But how about real herd immunity, the kind that comes when so many people are immune that a germ can’t find anybody to infect? Anthony Fauci suggested early in the pandemic that we might reach that point when 70% of the population had been vaccinated. He admitted later this was a deliberately overoptimistic underestimate, updated that estimate to 80%, and hinted that 90% might be even more realistic. Now, though, he and two colleagues are arguingthat the herd immunity concept might never apply to COVID-19. Human populations can have herd immunity against polio, smallpox, and measles because those viruses meet two criteria: only one form of the virus exists stably over time, and both vaccination and natural infection give long-lasting or even lifelong immunity. SARS-CoV-2, alas, flunks (or wins) on both counts. It’s been mutating like mad starting a year after it first appeared, vaccine efficacy starts falling off within a few months, and infection is less protective than had been hoped – especially against different variants. 


Wonking out about excess mortality

I told you a couple of posts back that a distinguished group of scientists had estimated the true number of worldwide deaths due to the pandemic in 2020-2021 as around 18 million. Now a different group, convened by the World Health Organization, has come up with the very similar 14.9 million. Nearly a third of those deaths were in India, making the real human cost of the pandemic 10 times what that country claimed.
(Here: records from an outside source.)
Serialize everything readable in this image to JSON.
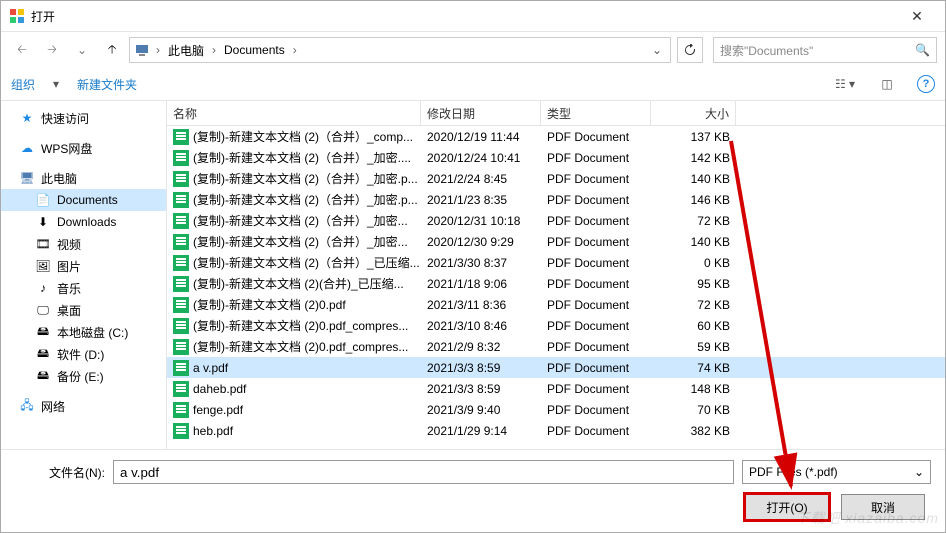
{
  "title": "打开",
  "breadcrumb": {
    "root": "此电脑",
    "folder": "Documents"
  },
  "search_placeholder": "搜索\"Documents\"",
  "toolbar": {
    "organize": "组织",
    "newfolder": "新建文件夹"
  },
  "sidebar": {
    "quick": "快速访问",
    "wps": "WPS网盘",
    "pc": "此电脑",
    "pc_children": [
      {
        "label": "Documents",
        "selected": true
      },
      {
        "label": "Downloads"
      },
      {
        "label": "视频"
      },
      {
        "label": "图片"
      },
      {
        "label": "音乐"
      },
      {
        "label": "桌面"
      },
      {
        "label": "本地磁盘 (C:)"
      },
      {
        "label": "软件 (D:)"
      },
      {
        "label": "备份 (E:)"
      }
    ],
    "network": "网络"
  },
  "columns": {
    "name": "名称",
    "date": "修改日期",
    "type": "类型",
    "size": "大小"
  },
  "files": [
    {
      "name": "(复制)-新建文本文档 (2)（合并）_comp...",
      "date": "2020/12/19 11:44",
      "type": "PDF Document",
      "size": "137 KB"
    },
    {
      "name": "(复制)-新建文本文档 (2)（合并）_加密....",
      "date": "2020/12/24 10:41",
      "type": "PDF Document",
      "size": "142 KB"
    },
    {
      "name": "(复制)-新建文本文档 (2)（合并）_加密.p...",
      "date": "2021/2/24 8:45",
      "type": "PDF Document",
      "size": "140 KB"
    },
    {
      "name": "(复制)-新建文本文档 (2)（合并）_加密.p...",
      "date": "2021/1/23 8:35",
      "type": "PDF Document",
      "size": "146 KB"
    },
    {
      "name": "(复制)-新建文本文档 (2)（合并）_加密...",
      "date": "2020/12/31 10:18",
      "type": "PDF Document",
      "size": "72 KB"
    },
    {
      "name": "(复制)-新建文本文档 (2)（合并）_加密...",
      "date": "2020/12/30 9:29",
      "type": "PDF Document",
      "size": "140 KB"
    },
    {
      "name": "(复制)-新建文本文档 (2)（合并）_已压缩...",
      "date": "2021/3/30 8:37",
      "type": "PDF Document",
      "size": "0 KB"
    },
    {
      "name": "(复制)-新建文本文档 (2)(合并)_已压缩...",
      "date": "2021/1/18 9:06",
      "type": "PDF Document",
      "size": "95 KB"
    },
    {
      "name": "(复制)-新建文本文档 (2)0.pdf",
      "date": "2021/3/11 8:36",
      "type": "PDF Document",
      "size": "72 KB"
    },
    {
      "name": "(复制)-新建文本文档 (2)0.pdf_compres...",
      "date": "2021/3/10 8:46",
      "type": "PDF Document",
      "size": "60 KB"
    },
    {
      "name": "(复制)-新建文本文档 (2)0.pdf_compres...",
      "date": "2021/2/9 8:32",
      "type": "PDF Document",
      "size": "59 KB"
    },
    {
      "name": "a v.pdf",
      "date": "2021/3/3 8:59",
      "type": "PDF Document",
      "size": "74 KB",
      "selected": true
    },
    {
      "name": "daheb.pdf",
      "date": "2021/3/3 8:59",
      "type": "PDF Document",
      "size": "148 KB"
    },
    {
      "name": "fenge.pdf",
      "date": "2021/3/9 9:40",
      "type": "PDF Document",
      "size": "70 KB"
    },
    {
      "name": "heb.pdf",
      "date": "2021/1/29 9:14",
      "type": "PDF Document",
      "size": "382 KB"
    }
  ],
  "footer": {
    "filename_label": "文件名(N):",
    "filename_value": "a v.pdf",
    "filetype": "PDF Files (*.pdf)",
    "open": "打开(O)",
    "cancel": "取消"
  },
  "watermark": "下载吧 xiazaiba.com"
}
But there is an oddity buried in the WHO figures: Germany’s excess mortality is estimated as higher than the UK’s, much higher than the French, and nearly at Italian and American levels. This is very different from the figures – above – at the Our World In Data website that is my pandemic Bible.
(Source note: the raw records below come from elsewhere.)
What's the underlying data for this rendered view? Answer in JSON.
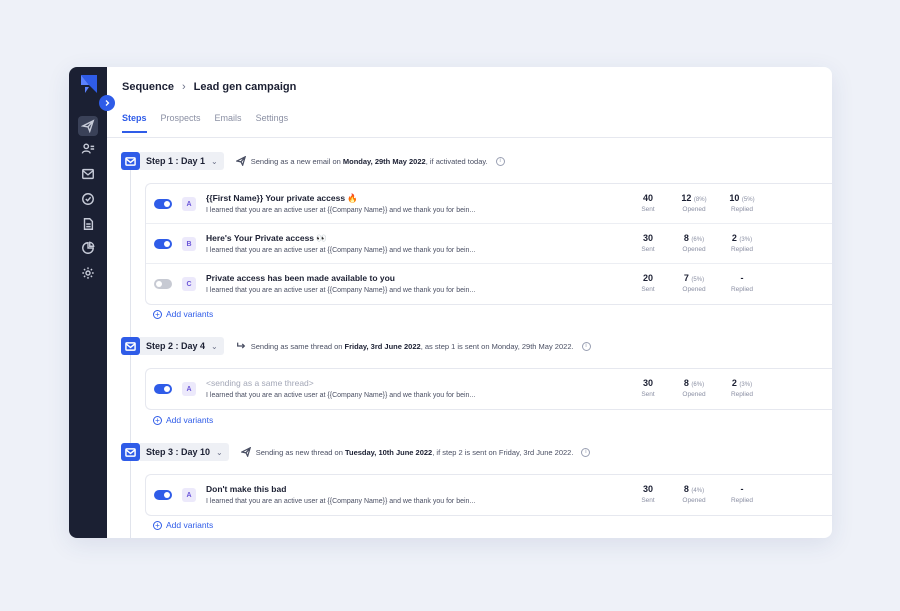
{
  "colors": {
    "accent": "#2f5ce8",
    "rail": "#1b2033",
    "page_bg": "#eef1f8"
  },
  "rail": {
    "icons": [
      "send-icon",
      "prospects-icon",
      "inbox-icon",
      "tasks-icon",
      "document-icon",
      "chart-icon",
      "gear-icon"
    ],
    "active": "send-icon"
  },
  "breadcrumb": {
    "root": "Sequence",
    "separator": "›",
    "current": "Lead gen campaign"
  },
  "tabs": [
    {
      "label": "Steps",
      "active": true
    },
    {
      "label": "Prospects",
      "active": false
    },
    {
      "label": "Emails",
      "active": false
    },
    {
      "label": "Settings",
      "active": false
    }
  ],
  "steps": [
    {
      "label": "Step 1 : Day 1",
      "note_pre": "Sending as a new email on ",
      "note_bold": "Monday, 29th May 2022",
      "note_post": ", if activated today.",
      "variants": [
        {
          "enabled": true,
          "letter": "A",
          "subject": "{{First Name}} Your private access 🔥",
          "preview": "I learned that you are an active user at {{Company Name}} and we thank you for bein...",
          "sent": "40",
          "opened": "12",
          "opened_pct": "(8%)",
          "replied": "10",
          "replied_pct": "(5%)"
        },
        {
          "enabled": true,
          "letter": "B",
          "subject": "Here's Your Private access 👀",
          "preview": "I learned that you are an active user at {{Company Name}} and we thank you for bein...",
          "sent": "30",
          "opened": "8",
          "opened_pct": "(6%)",
          "replied": "2",
          "replied_pct": "(3%)"
        },
        {
          "enabled": false,
          "letter": "C",
          "subject": "Private access has been made available to you",
          "preview": "I learned that you are an active user at {{Company Name}} and we thank you for bein...",
          "sent": "20",
          "opened": "7",
          "opened_pct": "(5%)",
          "replied": "-",
          "replied_pct": ""
        }
      ]
    },
    {
      "label": "Step 2 : Day 4",
      "note_pre": "Sending as same thread on ",
      "note_bold": "Friday, 3rd June 2022",
      "note_post": ", as step 1 is sent on Monday, 29th May 2022.",
      "variants": [
        {
          "enabled": true,
          "letter": "A",
          "subject": "<sending as a same thread>",
          "muted": true,
          "preview": "I learned that you are an active user at {{Company Name}} and we thank you for bein...",
          "sent": "30",
          "opened": "8",
          "opened_pct": "(6%)",
          "replied": "2",
          "replied_pct": "(3%)"
        }
      ]
    },
    {
      "label": "Step 3 : Day 10",
      "note_pre": "Sending as new thread on ",
      "note_bold": "Tuesday, 10th June 2022",
      "note_post": ", if step 2 is sent on Friday, 3rd June 2022.",
      "variants": [
        {
          "enabled": true,
          "letter": "A",
          "subject": "Don't make this bad",
          "preview": "I learned that you are an active user at {{Company Name}} and we thank you for bein...",
          "sent": "30",
          "opened": "8",
          "opened_pct": "(4%)",
          "replied": "-",
          "replied_pct": ""
        }
      ]
    }
  ],
  "labels": {
    "sent": "Sent",
    "opened": "Opened",
    "replied": "Replied",
    "add_variants": "Add variants",
    "info": "i"
  }
}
There is an explanation, as a kindly OWID statistician informed me:

“The WHO estimates higher excess mortality in Germany because they estimate a lower baseline number of expected deaths for 2020–2021 (had the pandemic not occurred). This gives higher excess deaths, even when using the same numbers for reported (actual) deaths, because excess deaths = reported deaths – expected deaths. This Twitter thread explains a bit more what I mean.”
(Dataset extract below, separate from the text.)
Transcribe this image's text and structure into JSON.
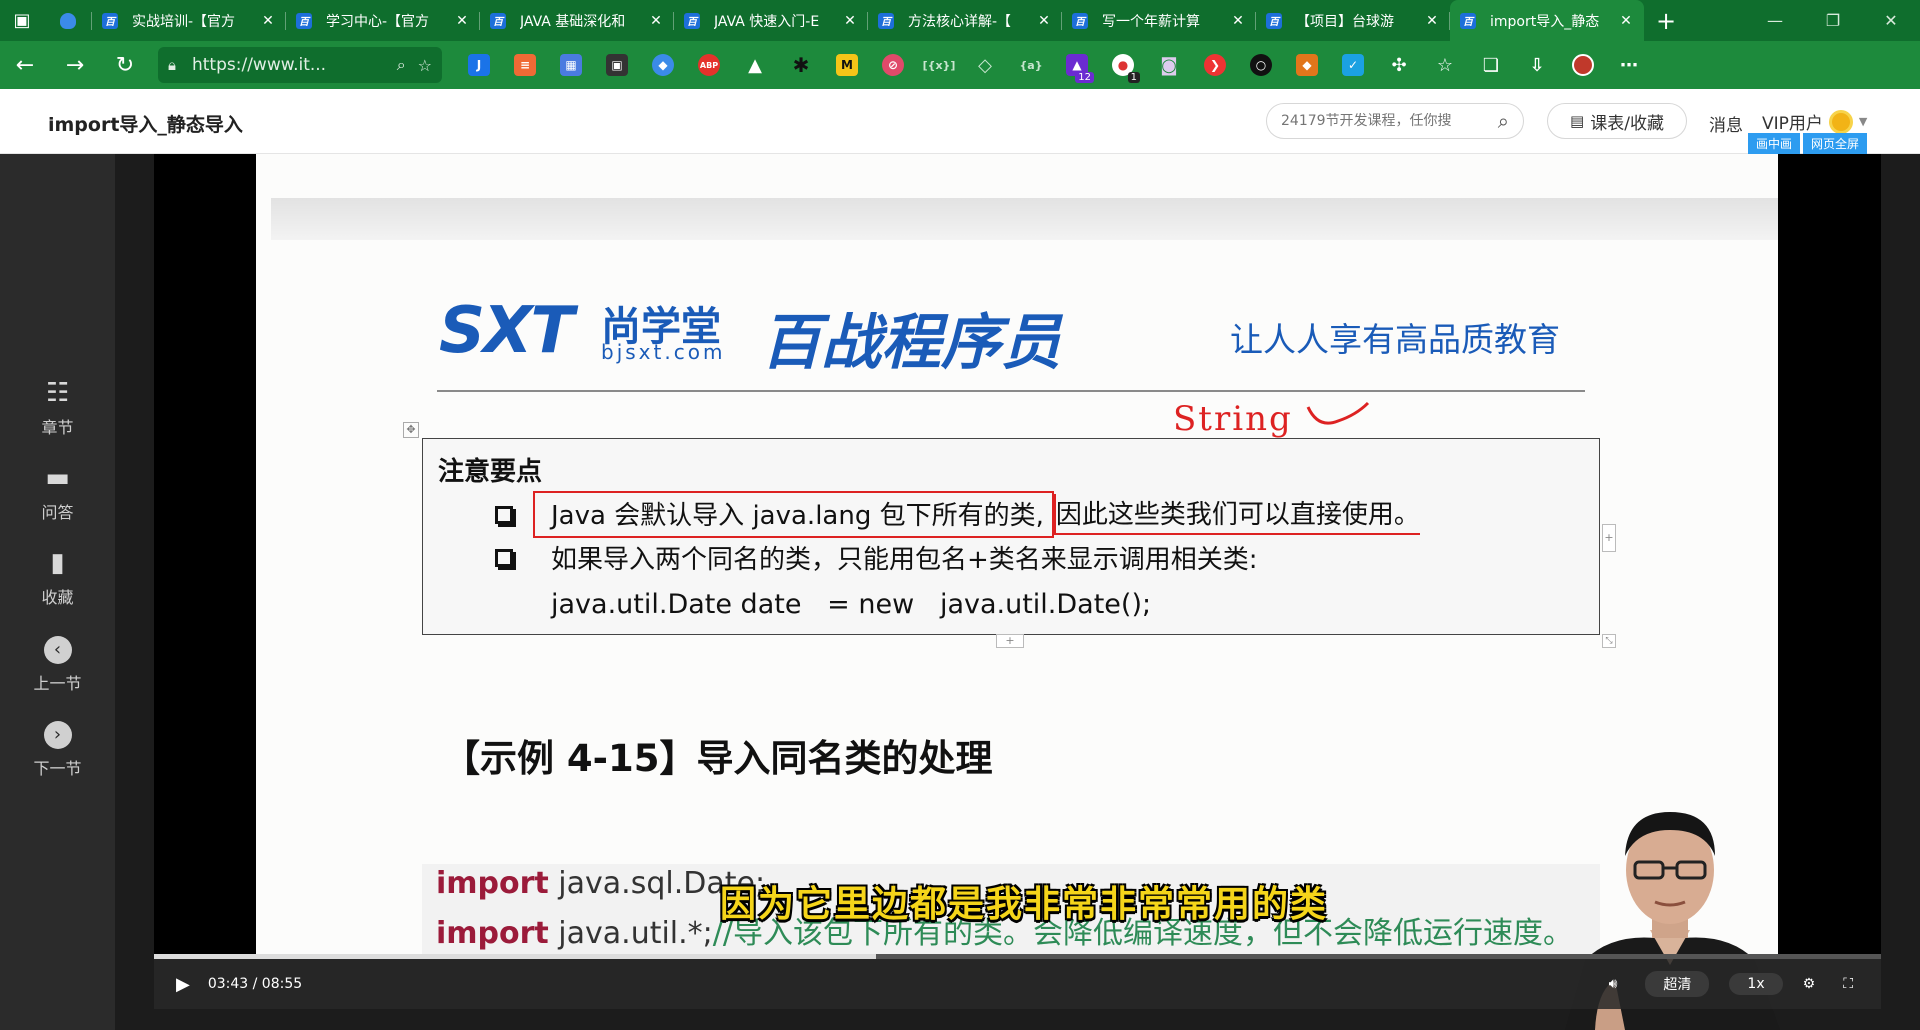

That fascinating Twitter thread features these very different-looking curves:

The German one sure looks suspicious, as though OWID was cheating when it gave Germany a good report card. But Germany has reported very few COVID-19 deaths despite using explicitly inclusive criteria: “Germany's case numbers include those who died ‘of’ COVID-19, and those who died ‘with’ the disease.” This suggested to me that the WHO might be wrong after all, with Germany really having low excess mortality during the pandemic.

In fact!!! The WHO received so much flak about their German numbers that it has had to eat humble pie, recalculate, and admit it messed up. Its new estimate for excess mortality in Germany is a whopping 37% lower than the original one.


Editorial chicanery

Russell Blaylock and his kooky book

In what in medical publishing amounts to an astonishing abuse of power, the notorious retired neurosurgeon Russell L. Blaylock, Assistant Editor-In-Chief of a weird journal called Surgical Neurology International, has published a bizarre rant about COVID-19 as an editorial in his journal, often citing papers that directly contradict his conclusions (see this withering Twitter thread). Here goes:

-       The virus was “engineered” to “deliberately kill and cripple millions.” 

-       Natural immunity is lifelong

-       The media is under the control of those benefitting from this “pandemic”

-       “Federal medical bureaucracies (CDC, FDA, NIAID, NIH, etc) did all in their power to prevent life- saving early treatments” because “Letting patients deteriorate to the point they needed hospitalization, meant big money for all hospitals”

-       Masking, lockdowns, even testing, are “of little or no use”

-       Hydroxychloroquine and ivermectin are “life-saving”

-       mRNA vaccines are “essentially untested”

-       Vaccines cause cancer

-       Vaccines alter your DNA

-       Vaccines have killed hundreds of thousands

-       Vaccines spread “deadly nano-lipid carriers” throughout the body

-       “Special deadly lots (batches) of these vaccines are mixed with the mass of other Covid-19 vaccines”